— WHAT IS NEEDED —
Report back every line below that carries the word "JSON".

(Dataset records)

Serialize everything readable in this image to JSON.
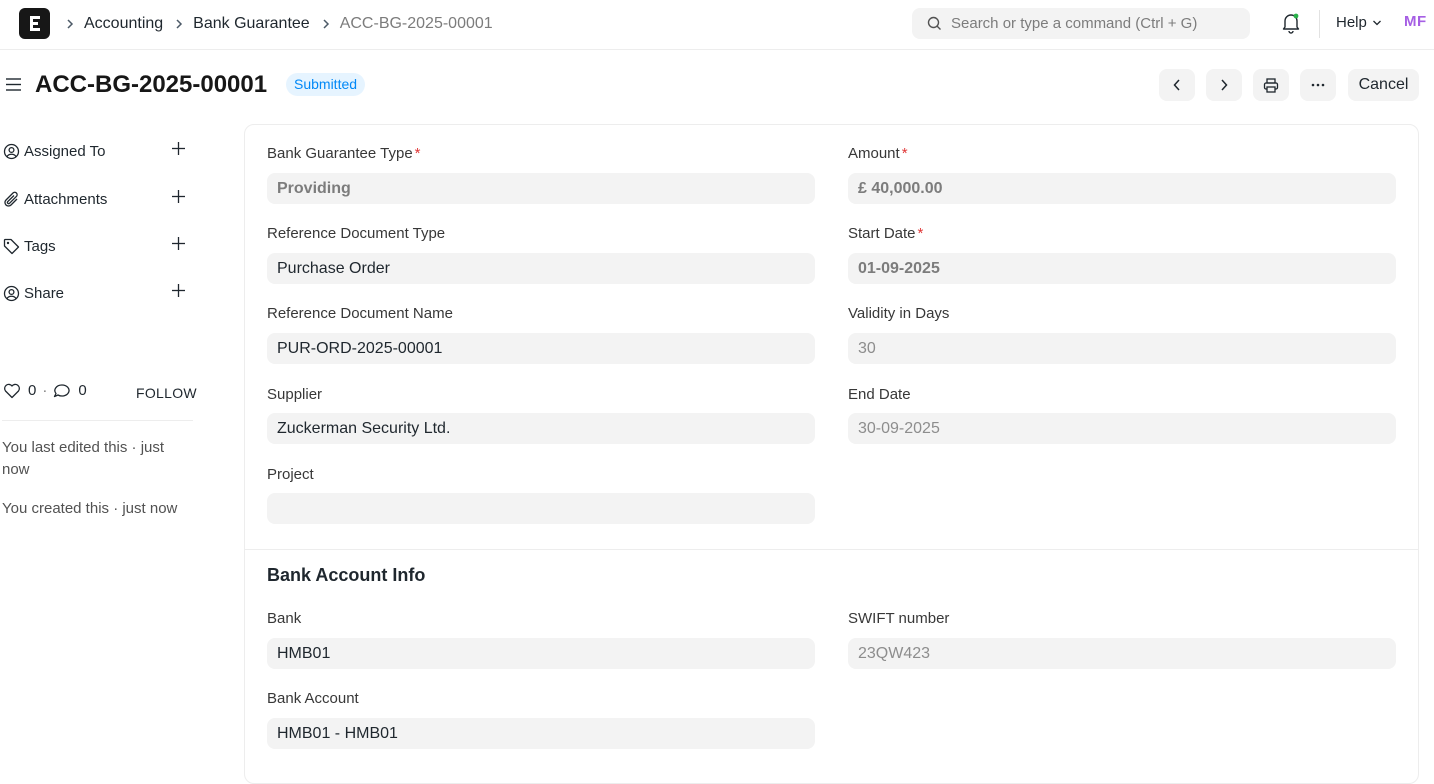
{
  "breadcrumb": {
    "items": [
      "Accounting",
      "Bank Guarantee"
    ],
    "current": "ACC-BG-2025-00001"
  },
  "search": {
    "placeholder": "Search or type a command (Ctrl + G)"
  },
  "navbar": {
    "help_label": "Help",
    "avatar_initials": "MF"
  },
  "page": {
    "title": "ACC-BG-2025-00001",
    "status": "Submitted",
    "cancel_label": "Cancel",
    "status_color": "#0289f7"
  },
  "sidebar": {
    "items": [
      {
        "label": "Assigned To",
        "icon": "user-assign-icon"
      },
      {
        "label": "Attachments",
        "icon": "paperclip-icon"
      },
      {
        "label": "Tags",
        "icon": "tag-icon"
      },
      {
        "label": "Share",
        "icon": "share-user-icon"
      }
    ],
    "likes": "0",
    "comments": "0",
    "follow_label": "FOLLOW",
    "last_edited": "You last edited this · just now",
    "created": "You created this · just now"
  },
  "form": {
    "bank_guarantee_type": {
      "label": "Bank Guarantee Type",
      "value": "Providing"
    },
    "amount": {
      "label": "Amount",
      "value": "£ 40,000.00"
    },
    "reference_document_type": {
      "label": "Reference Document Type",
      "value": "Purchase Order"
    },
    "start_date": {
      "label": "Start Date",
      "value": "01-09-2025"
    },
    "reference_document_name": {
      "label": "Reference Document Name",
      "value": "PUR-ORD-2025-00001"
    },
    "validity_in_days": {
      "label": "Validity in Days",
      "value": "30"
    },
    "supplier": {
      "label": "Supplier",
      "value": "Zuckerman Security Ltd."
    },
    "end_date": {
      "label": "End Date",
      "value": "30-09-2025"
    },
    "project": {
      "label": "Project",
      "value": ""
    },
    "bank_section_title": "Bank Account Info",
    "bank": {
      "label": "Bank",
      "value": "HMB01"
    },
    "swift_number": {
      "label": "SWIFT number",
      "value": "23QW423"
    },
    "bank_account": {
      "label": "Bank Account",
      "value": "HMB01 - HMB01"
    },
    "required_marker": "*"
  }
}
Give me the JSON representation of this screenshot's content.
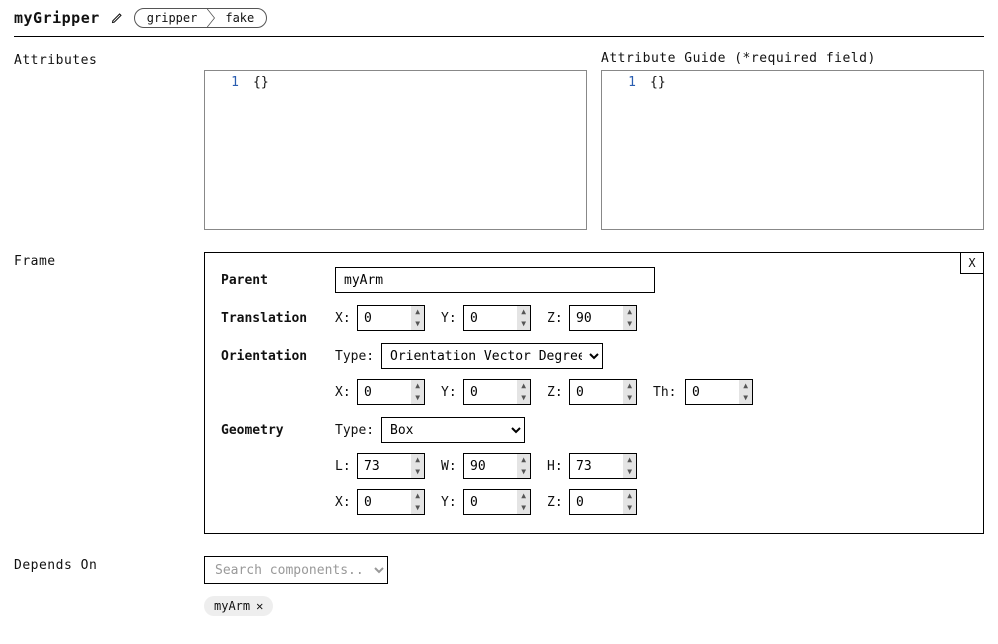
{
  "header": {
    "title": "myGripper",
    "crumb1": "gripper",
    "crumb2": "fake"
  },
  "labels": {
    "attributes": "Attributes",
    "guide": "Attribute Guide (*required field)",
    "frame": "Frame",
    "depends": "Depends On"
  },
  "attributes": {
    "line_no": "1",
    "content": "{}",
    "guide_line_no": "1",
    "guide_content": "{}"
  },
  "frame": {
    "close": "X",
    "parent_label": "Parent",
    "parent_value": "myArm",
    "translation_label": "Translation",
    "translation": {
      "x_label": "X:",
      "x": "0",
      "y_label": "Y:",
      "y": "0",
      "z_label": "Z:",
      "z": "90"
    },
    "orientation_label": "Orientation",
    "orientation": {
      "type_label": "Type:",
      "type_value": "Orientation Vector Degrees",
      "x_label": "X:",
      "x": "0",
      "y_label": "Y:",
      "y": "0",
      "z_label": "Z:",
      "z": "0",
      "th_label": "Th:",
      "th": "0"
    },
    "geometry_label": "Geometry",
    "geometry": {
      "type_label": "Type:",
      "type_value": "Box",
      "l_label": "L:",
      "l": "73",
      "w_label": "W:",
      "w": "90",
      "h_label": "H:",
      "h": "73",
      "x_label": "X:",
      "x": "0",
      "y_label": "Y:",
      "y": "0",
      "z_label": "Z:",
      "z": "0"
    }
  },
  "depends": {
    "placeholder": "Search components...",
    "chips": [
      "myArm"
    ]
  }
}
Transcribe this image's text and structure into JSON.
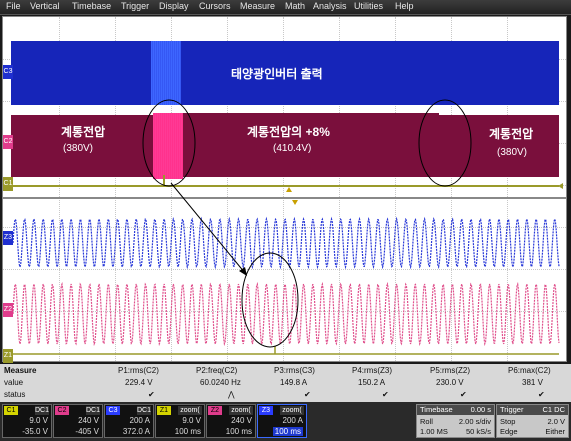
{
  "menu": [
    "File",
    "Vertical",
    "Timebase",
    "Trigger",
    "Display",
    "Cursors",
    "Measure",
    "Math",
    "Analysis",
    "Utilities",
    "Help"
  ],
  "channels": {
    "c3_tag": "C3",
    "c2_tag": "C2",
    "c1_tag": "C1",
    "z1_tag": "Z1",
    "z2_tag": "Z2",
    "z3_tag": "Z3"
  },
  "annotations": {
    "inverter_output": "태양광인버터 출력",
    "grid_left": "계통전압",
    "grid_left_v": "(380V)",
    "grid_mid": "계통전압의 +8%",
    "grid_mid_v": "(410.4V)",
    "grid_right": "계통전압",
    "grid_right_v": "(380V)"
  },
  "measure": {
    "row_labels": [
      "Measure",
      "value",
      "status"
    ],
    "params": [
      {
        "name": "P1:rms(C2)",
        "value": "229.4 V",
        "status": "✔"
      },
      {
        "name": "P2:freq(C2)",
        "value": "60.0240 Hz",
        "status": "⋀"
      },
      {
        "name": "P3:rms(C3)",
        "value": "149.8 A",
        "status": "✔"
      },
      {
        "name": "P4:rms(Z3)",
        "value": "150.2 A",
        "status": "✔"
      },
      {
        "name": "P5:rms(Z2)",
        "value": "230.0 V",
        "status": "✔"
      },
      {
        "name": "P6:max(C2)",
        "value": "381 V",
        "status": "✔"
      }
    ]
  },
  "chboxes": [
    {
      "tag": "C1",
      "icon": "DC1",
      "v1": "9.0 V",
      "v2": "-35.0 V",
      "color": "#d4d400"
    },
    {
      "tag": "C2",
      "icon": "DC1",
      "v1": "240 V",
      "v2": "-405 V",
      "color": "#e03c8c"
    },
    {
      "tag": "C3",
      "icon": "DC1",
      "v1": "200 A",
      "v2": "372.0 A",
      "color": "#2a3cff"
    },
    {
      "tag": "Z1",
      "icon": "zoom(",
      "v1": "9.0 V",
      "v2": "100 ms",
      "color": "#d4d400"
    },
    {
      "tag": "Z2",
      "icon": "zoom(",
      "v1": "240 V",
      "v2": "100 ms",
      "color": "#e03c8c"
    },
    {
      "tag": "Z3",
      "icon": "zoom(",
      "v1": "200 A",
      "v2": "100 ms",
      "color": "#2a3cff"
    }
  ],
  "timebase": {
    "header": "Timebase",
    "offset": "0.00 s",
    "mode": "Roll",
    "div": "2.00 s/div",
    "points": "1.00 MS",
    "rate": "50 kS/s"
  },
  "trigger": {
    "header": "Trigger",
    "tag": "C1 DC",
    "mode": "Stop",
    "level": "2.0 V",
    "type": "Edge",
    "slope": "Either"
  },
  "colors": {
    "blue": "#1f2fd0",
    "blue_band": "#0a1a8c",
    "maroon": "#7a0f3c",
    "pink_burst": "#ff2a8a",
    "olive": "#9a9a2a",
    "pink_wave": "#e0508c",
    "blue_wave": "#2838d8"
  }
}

— WRITTEN REPLY —
Serialize everything readable in this image to JSON.
Give me the JSON representation of this screenshot's content.
Transcribe this image's text and structure into JSON.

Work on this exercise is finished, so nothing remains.